The long-term research project studied results from four mining-impacted watersheds over a span of 20-29 years, in California, Colorado, Idaho and Montana.

The sites were chosen because they were identified as the most severely polluted in the western United States and had the most potential upside in the case of a positive outcome.

The average term for a river system to properly recover was found to be between 10 and 15 years, with an average of 10.25 years.

Benchmarks were set early on through the tracking of mayflies, stoneflies and caddisflies, as these groups of insects were suitable indicators of the amount of food available from the rivers.

Co-author of the paper Dave Herbst said the study was equally important for flora and fauna, as many plant species never fully disappeared and could slowly be rehabilitated over time.

This way, the regrowth and remediation of food webs could be tracked by the occurrence of the insect population.

The researchers used a value of 7.1 micrograms of cobalt per litre of water as a limit to define toxic levels to aquatic life.

Levels of arsenic were also used in the study.

A surprising find from the study was that all projects across the four watershed environments were remediated along similar timelines with similarly positive results, despite beginning with different levels and different types of toxins.

Herbst hoped the environmental protection agency (EPA) and relevant industries such as mining and minerals could take the findings as a sign that most examples of river pollution could be reversed.

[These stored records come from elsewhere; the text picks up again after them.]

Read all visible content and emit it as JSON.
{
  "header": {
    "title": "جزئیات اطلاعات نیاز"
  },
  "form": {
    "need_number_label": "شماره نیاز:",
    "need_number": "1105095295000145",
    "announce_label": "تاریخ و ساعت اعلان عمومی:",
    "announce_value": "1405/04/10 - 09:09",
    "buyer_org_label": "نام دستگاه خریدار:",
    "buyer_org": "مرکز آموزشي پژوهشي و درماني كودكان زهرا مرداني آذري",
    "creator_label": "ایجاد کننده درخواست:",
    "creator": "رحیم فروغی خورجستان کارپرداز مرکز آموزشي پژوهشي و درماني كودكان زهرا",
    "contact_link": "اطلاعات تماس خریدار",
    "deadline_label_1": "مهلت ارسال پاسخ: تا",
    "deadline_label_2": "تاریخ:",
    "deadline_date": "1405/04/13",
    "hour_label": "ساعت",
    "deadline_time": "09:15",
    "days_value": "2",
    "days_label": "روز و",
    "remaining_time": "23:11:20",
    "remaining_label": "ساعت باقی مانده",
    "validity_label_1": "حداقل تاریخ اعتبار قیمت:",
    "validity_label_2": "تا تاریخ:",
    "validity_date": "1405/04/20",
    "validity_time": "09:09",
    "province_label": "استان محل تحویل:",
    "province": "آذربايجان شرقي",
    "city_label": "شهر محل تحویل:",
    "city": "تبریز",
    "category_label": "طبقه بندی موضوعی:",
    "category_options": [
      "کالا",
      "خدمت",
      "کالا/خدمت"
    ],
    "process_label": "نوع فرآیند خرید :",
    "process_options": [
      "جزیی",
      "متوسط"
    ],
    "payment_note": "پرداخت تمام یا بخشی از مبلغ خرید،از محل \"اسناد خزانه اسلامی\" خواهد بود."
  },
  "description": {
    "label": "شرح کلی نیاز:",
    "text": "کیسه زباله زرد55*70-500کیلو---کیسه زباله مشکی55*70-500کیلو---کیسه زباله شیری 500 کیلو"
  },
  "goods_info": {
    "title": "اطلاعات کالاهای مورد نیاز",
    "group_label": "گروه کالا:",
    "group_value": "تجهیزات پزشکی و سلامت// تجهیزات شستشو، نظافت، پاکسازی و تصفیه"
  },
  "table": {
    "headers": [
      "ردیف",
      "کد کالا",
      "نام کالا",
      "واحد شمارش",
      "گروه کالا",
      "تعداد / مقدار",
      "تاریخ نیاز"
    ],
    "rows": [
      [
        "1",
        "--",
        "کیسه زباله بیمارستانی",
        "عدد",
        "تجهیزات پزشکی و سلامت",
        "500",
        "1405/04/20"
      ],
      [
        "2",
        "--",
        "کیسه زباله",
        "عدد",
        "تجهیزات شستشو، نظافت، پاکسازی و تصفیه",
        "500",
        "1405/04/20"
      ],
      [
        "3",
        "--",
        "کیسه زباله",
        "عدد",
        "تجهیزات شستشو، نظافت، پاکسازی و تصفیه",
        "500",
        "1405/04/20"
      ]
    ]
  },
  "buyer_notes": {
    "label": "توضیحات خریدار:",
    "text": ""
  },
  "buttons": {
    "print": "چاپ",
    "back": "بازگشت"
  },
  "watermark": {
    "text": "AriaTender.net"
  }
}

The study was titled ‘Long-term monitoring reveals convergent patterns of recovery from mining contamination across 4 western US watersheds’ and was published in Freshwater Science.